The next step is slicing the peeled mangoes into Grade I and Grade II sizes. Grade one is the slice made from the bigger side of the mango while grade II is from the smaller side. The remaining flesh is peeled off, dried and milled to a powdered snack.
Next, the slices are dipped into a mixture of water and citric acid for preservation.
“This way, they can stay for even a year without getting contaminated. The acid also ensures that the crisps retain their yellow colour for a long time,” Kitheka says. One teaspoon of citric acid is added to five litres of water to make the mixture.
The crisps are then arranged on trays, placed on drying racks and wheeled to the solar dryer where they take five hours to dry.
When Smart Harvest visits the farm, 30 trays of mango crisps are neatly arranged on racks, drying.
The solar dryer is a system of a white solar tent, a solar collector which is simply a black paper foil covering the whole floor and the drying chamber which is a system of trays arranged on racks.
One starts sweating profusely the moment they enter the poly-house, framed structure. So intense is the heat, Kitheka says it can dry every drop of liquid in a person within hours.

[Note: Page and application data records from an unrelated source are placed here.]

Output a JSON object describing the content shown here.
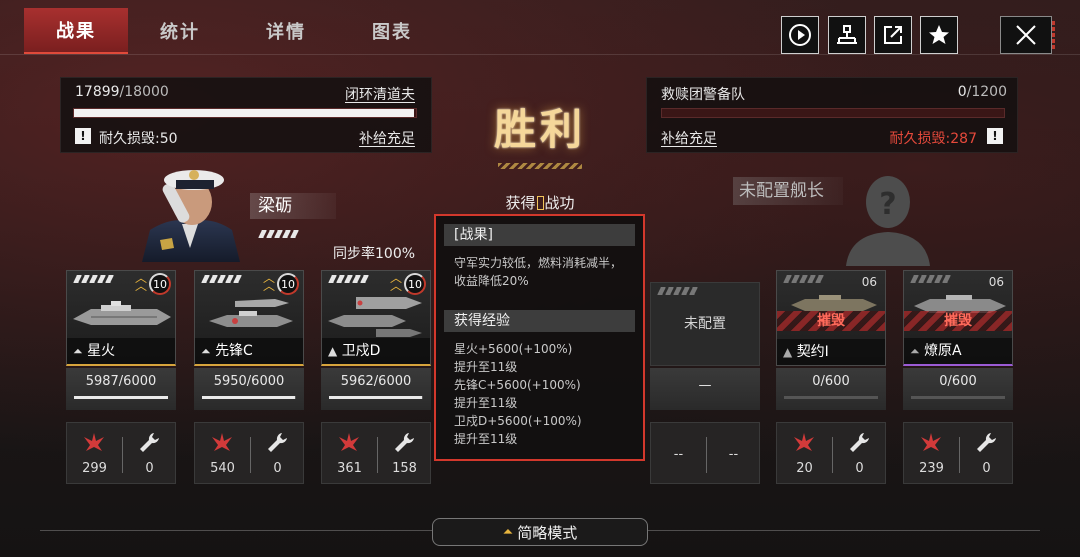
{
  "tabs": [
    {
      "label": "战果",
      "active": true
    },
    {
      "label": "统计",
      "active": false
    },
    {
      "label": "详情",
      "active": false
    },
    {
      "label": "图表",
      "active": false
    }
  ],
  "toolbar_icons": [
    "play-icon",
    "share-node-icon",
    "external-link-icon",
    "star-icon",
    "close-icon"
  ],
  "left_fleet": {
    "hp_current": "17899",
    "hp_max": "/18000",
    "hp_fraction": 0.994,
    "fleet_name": "闭环清道夫",
    "durability_loss": "耐久损毁:50",
    "supply": "补给充足"
  },
  "right_fleet": {
    "fleet_name": "救赎团警备队",
    "hp_current": "0",
    "hp_max": "/1200",
    "hp_fraction": 0.0,
    "supply": "补给充足",
    "durability_loss": "耐久损毁:287"
  },
  "result": {
    "title": "胜利",
    "merit_prefix": "获得",
    "merit_suffix": "战功"
  },
  "report": {
    "section1_title": "[战果]",
    "section1_text": "守军实力较低，燃料消耗减半，收益降低20%",
    "section2_title": "获得经验",
    "exp_lines": [
      "星火+5600(+100%)",
      "提升至11级",
      "先锋C+5600(+100%)",
      "提升至11级",
      "卫戍D+5600(+100%)",
      "提升至11级"
    ]
  },
  "commander": {
    "name": "梁砺",
    "sync_rate": "同步率100%"
  },
  "enemy_commander": {
    "label": "未配置舰长"
  },
  "left_ships": [
    {
      "name": "星火",
      "level": "10",
      "hp": "5987/6000",
      "hp_fraction": 0.998,
      "damage": "299",
      "repair": "0"
    },
    {
      "name": "先锋C",
      "level": "10",
      "hp": "5950/6000",
      "hp_fraction": 0.992,
      "damage": "540",
      "repair": "0"
    },
    {
      "name": "卫戍D",
      "level": "10",
      "hp": "5962/6000",
      "hp_fraction": 0.994,
      "damage": "361",
      "repair": "158"
    }
  ],
  "right_ships": [
    {
      "name": "未配置",
      "level": "",
      "hp": "—",
      "hp_fraction": 0,
      "damage": "--",
      "repair": "--",
      "status": ""
    },
    {
      "name": "契约I",
      "level": "06",
      "hp": "0/600",
      "hp_fraction": 0,
      "damage": "20",
      "repair": "0",
      "status": "摧毁"
    },
    {
      "name": "燎原A",
      "level": "06",
      "hp": "0/600",
      "hp_fraction": 0,
      "damage": "239",
      "repair": "0",
      "status": "摧毁"
    }
  ],
  "bottom": {
    "mode_button": "简略模式"
  },
  "colors": {
    "accent_red": "#d3382c",
    "victory_gold": "#f5d79a",
    "rank_gold": "#e8b53e"
  }
}
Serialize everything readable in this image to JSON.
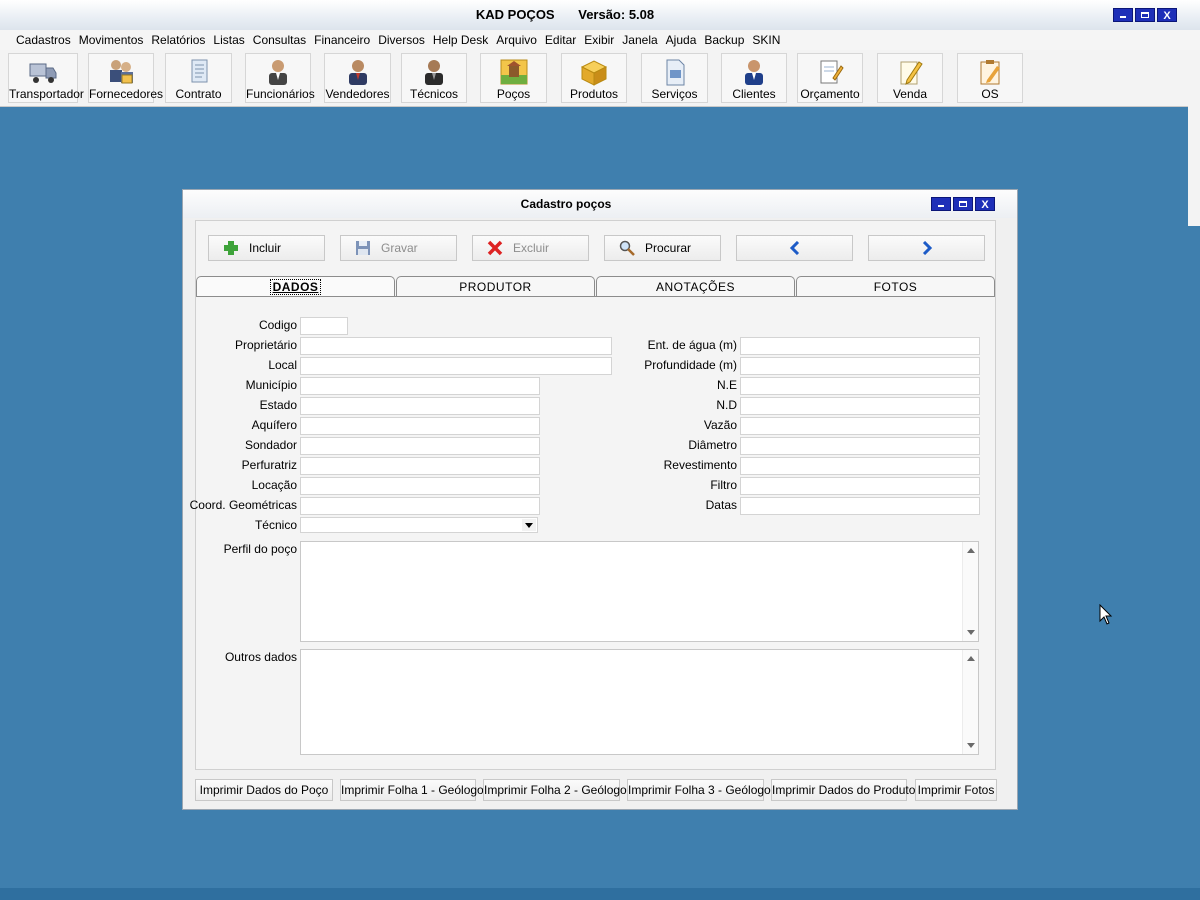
{
  "window": {
    "app_title": "KAD POÇOS",
    "version": "Versão: 5.08"
  },
  "menu": [
    "Cadastros",
    "Movimentos",
    "Relatórios",
    "Listas",
    "Consultas",
    "Financeiro",
    "Diversos",
    "Help Desk",
    "Arquivo",
    "Editar",
    "Exibir",
    "Janela",
    "Ajuda",
    "Backup",
    "SKIN"
  ],
  "toolbar": {
    "transportador": "Transportador",
    "fornecedores": "Fornecedores",
    "contrato": "Contrato",
    "funcionarios": "Funcionários",
    "vendedores": "Vendedores",
    "tecnicos": "Técnicos",
    "pocos": "Poços",
    "produtos": "Produtos",
    "servicos": "Serviços",
    "clientes": "Clientes",
    "orcamento": "Orçamento",
    "venda": "Venda",
    "os": "OS"
  },
  "dialog": {
    "title": "Cadastro poços",
    "actions": {
      "incluir": "Incluir",
      "gravar": "Gravar",
      "excluir": "Excluir",
      "procurar": "Procurar"
    },
    "tabs": {
      "dados": "DADOS",
      "produtor": "PRODUTOR",
      "anotacoes": "ANOTAÇÕES",
      "fotos": "FOTOS"
    },
    "labels": {
      "codigo": "Codigo",
      "proprietario": "Proprietário",
      "local": "Local",
      "municipio": "Município",
      "estado": "Estado",
      "aquifero": "Aquífero",
      "sondador": "Sondador",
      "perfuratriz": "Perfuratriz",
      "locacao": "Locação",
      "coord": "Coord. Geométricas",
      "tecnico": "Técnico",
      "ent_agua": "Ent. de água (m)",
      "profundidade": "Profundidade (m)",
      "ne": "N.E",
      "nd": "N.D",
      "vazao": "Vazão",
      "diametro": "Diâmetro",
      "revestimento": "Revestimento",
      "filtro": "Filtro",
      "datas": "Datas",
      "perfil": "Perfil do poço",
      "outros": "Outros dados"
    },
    "values": {
      "codigo": "",
      "proprietario": "",
      "local": "",
      "municipio": "",
      "estado": "",
      "aquifero": "",
      "sondador": "",
      "perfuratriz": "",
      "locacao": "",
      "coord": "",
      "tecnico": "",
      "ent_agua": "",
      "profundidade": "",
      "ne": "",
      "nd": "",
      "vazao": "",
      "diametro": "",
      "revestimento": "",
      "filtro": "",
      "datas": "",
      "perfil": "",
      "outros": ""
    },
    "print_buttons": {
      "dados_poco": "Imprimir Dados do Poço",
      "folha1": "Imprimir Folha 1 - Geólogo",
      "folha2": "Imprimir Folha 2 - Geólogo",
      "folha3": "Imprimir Folha 3 - Geólogo",
      "dados_produtor": "Imprimir Dados do Produtor",
      "fotos": "Imprimir Fotos"
    }
  }
}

“You can’t stay here for long. We just bring the racks in here and leave as quickly as possible. One time, one of our staff members collapsed due to the heat and had to receive first aid,” Kitheka says.
He explains that the purpose of the black paper is to absorb light and turn it into heat energy. It also absorbs heat and stores it for a long time. The white ceiling on the other hand traps the heat inside the heating chamber so that it continues heating the fruits even when conditions outside are humid.
Heated air is conducted to the drying racks and passed over the mango crisps that are arranged on the trays. The heat gradually absorbs all the water in the element being dried. Kambiti East Mangoes also procured a steam dryer that dries mangoes in a shorter time.
The group however relies heavily on the solar dryer that is cheaper and uses only natural heat — sunlight, which is abundant in the area. The group also dries and sells bananas, pineapples, cassava, pumpkins, tomatoes, moringa and green vegetables.